> **ABOUT THIS TASK**: Filter the entries for lines with the word "avatar".

--- START ---

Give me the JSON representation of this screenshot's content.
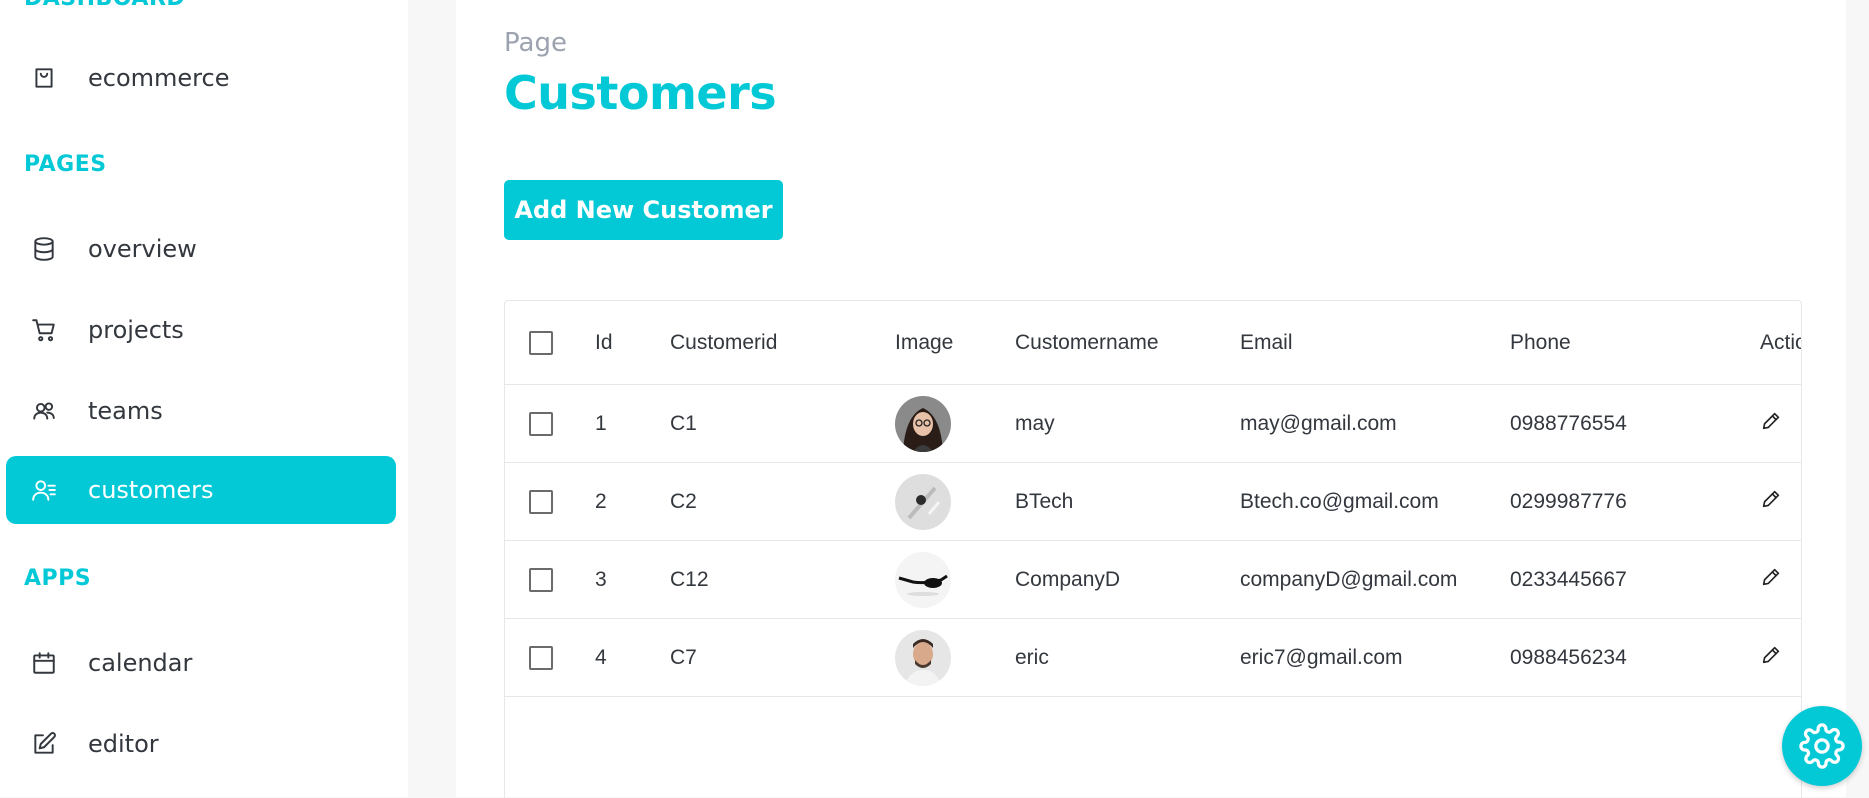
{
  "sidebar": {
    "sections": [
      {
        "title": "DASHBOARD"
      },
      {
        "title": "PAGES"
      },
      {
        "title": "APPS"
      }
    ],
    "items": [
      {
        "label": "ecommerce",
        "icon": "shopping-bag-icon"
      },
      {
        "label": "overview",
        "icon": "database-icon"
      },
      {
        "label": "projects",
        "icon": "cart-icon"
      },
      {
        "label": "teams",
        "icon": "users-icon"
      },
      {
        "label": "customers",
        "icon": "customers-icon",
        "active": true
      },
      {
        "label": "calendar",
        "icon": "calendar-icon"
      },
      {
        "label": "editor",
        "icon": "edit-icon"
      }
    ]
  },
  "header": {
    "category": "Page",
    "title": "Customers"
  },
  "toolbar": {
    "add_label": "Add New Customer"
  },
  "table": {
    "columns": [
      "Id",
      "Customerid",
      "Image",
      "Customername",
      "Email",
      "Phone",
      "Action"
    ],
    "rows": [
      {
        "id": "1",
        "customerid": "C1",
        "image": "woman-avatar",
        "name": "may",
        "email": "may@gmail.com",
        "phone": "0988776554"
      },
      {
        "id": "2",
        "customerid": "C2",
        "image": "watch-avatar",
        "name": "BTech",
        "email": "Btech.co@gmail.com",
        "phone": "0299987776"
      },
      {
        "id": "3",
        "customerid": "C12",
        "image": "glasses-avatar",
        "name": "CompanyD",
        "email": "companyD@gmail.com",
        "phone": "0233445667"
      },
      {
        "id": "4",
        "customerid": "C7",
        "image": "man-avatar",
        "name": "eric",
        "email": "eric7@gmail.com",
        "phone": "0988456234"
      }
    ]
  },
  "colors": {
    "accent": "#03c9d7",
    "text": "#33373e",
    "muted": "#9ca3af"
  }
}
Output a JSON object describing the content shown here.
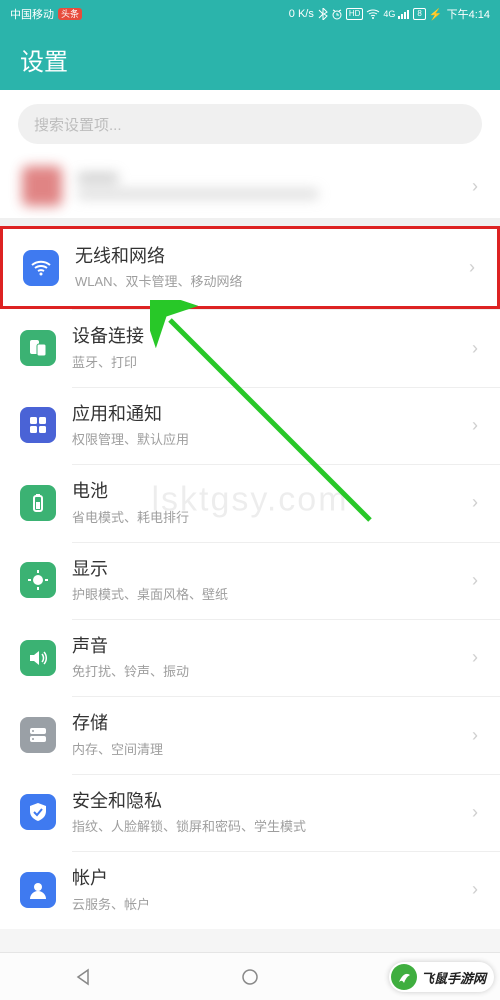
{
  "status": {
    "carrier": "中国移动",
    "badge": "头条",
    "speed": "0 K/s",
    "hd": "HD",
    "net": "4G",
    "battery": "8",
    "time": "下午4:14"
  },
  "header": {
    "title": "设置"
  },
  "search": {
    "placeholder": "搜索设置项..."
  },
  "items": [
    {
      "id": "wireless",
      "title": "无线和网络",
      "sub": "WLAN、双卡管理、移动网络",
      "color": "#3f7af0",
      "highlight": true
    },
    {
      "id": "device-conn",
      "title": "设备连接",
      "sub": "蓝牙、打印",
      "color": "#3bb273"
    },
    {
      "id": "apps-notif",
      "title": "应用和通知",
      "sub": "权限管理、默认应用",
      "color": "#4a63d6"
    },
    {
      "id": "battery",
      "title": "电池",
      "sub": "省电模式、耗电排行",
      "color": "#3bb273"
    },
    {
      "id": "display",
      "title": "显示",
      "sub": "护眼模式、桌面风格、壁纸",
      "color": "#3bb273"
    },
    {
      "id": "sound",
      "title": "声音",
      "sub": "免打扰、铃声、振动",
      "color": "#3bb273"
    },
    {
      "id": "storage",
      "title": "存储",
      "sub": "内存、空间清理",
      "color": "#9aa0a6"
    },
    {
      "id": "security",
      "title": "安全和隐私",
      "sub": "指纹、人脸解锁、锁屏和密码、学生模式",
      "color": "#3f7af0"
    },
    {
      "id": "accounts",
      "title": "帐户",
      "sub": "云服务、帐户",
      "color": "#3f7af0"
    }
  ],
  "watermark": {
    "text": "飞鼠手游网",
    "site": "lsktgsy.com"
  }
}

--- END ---

> **PROBLEM SOLUTION**:
        "image": "woman-avatar",
        "image": "watch-avatar",
        "image": "glasses-avatar",
        "image": "man-avatar",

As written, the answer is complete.